Ancillary funds are special funds that provide a link between people who want to give and organisations that can receive tax-deductible donations (these organisations are known as deductible gift recipients, or DGRs). They may be public or private, and they provide money, property or benefits to DGRs.
A public ancillary fund, or public AF, is a communal philanthropic structure established by a will or trust deed for the purpose of making distributions to DGRs that are not ancillary funds. A public ancillary fund is itself a DGR and is therefore eligible for income tax exemptions.
A public ancillary fund can be used as a vehicle for public philanthropy, to provide opportunities for donors to obtain tax deductions, and to obtain income tax exemptions on income earned by the fund – including capital gains.
The trustee of a public ancillary fund must be a corporation, not individuals.
The majority of directors of the corporation must be “responsible persons”; that is, individuals who have a degree of responsibility to the general community (e.g. church authorities, school principals, solicitors, doctors, members of parliament).
Public ancillary funds have the following additional features and requirements:
If you’d like to explore the establishment of a public ancillary fund, please contact the Moores not-for-profit team on (03) 9843 2158 or email@example.com.
They would be happy to provide more detailed advice tailored to your circumstances and objectives, and assist with the establishment of a public ancillary fund.
Disclaimer: This help sheet has been prepared by Moores, not-for-profit legal advisers.
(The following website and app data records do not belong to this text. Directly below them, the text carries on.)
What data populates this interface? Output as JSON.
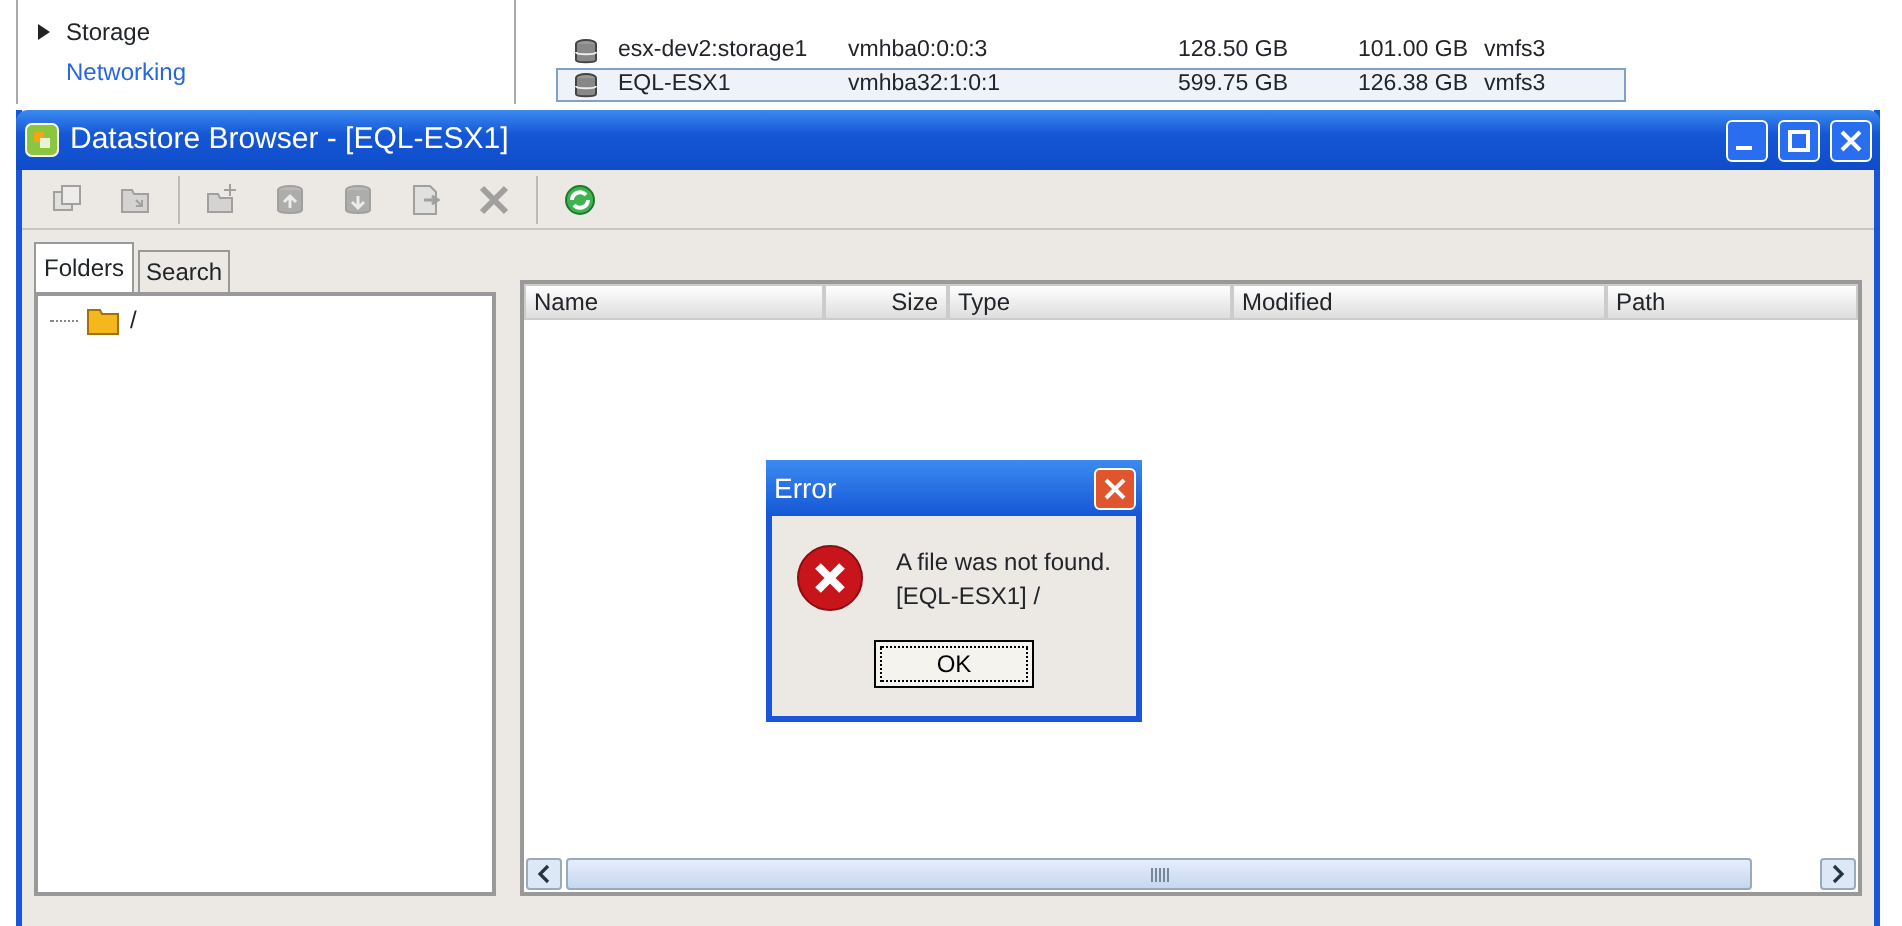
{
  "background_app": {
    "tree": [
      {
        "label": "Storage",
        "kind": "expandable"
      },
      {
        "label": "Networking",
        "kind": "link"
      }
    ],
    "datastores": [
      {
        "name": "esx-dev2:storage1",
        "device": "vmhba0:0:0:3",
        "capacity": "128.50 GB",
        "free": "101.00 GB",
        "type": "vmfs3",
        "selected": false
      },
      {
        "name": "EQL-ESX1",
        "device": "vmhba32:1:0:1",
        "capacity": "599.75 GB",
        "free": "126.38 GB",
        "type": "vmfs3",
        "selected": true
      }
    ]
  },
  "window": {
    "title": "Datastore Browser - [EQL-ESX1]",
    "toolbar": [
      {
        "kind": "copy",
        "disabled": true
      },
      {
        "kind": "paste",
        "disabled": true
      },
      {
        "kind": "new-folder",
        "disabled": true
      },
      {
        "kind": "upload",
        "disabled": true
      },
      {
        "kind": "download",
        "disabled": true
      },
      {
        "kind": "move",
        "disabled": true
      },
      {
        "kind": "delete",
        "disabled": true
      },
      {
        "kind": "refresh",
        "disabled": false
      }
    ],
    "tabs": [
      {
        "label": "Folders",
        "selected": true
      },
      {
        "label": "Search",
        "selected": false
      }
    ],
    "folder_tree": [
      {
        "label": "/"
      }
    ],
    "file_table": {
      "columns": [
        "Name",
        "Size",
        "Type",
        "Modified",
        "Path"
      ]
    }
  },
  "dialog": {
    "title": "Error",
    "message": [
      "A file was not found.",
      "[EQL-ESX1] /"
    ],
    "button": "OK"
  }
}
It provides a general guide and should not be relied on as (or in substitution for) legal advice.